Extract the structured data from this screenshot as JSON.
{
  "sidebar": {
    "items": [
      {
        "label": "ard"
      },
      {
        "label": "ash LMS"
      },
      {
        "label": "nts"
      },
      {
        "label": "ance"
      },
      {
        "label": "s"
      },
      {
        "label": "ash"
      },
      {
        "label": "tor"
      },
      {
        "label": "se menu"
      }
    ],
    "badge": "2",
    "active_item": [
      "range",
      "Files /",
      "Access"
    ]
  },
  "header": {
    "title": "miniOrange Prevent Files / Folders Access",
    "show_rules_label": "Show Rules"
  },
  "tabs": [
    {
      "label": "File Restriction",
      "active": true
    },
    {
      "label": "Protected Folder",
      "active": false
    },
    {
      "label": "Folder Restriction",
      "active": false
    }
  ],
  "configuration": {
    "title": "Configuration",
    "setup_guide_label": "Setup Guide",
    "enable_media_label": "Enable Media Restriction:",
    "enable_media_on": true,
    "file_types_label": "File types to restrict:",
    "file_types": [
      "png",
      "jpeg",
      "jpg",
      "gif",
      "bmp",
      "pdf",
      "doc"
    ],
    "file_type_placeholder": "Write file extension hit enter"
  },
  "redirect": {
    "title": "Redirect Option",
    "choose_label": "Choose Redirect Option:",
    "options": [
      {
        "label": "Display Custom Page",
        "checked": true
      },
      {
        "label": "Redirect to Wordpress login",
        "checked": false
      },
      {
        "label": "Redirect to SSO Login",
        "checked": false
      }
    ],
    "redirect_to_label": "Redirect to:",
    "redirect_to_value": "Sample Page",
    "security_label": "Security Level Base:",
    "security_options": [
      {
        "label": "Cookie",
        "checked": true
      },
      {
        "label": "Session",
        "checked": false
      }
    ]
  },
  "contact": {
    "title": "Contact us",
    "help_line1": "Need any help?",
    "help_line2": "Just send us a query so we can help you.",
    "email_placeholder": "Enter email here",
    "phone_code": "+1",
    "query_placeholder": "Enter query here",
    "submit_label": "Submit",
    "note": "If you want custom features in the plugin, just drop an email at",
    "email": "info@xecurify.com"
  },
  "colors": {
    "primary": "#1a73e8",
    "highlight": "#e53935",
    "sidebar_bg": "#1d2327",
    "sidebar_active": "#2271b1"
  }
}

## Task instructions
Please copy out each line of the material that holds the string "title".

## Your response
    "title": "miniOrange Prevent Files / Folders Access",
    "title": "Configuration",
    "title": "Redirect Option",
    "title": "Contact us",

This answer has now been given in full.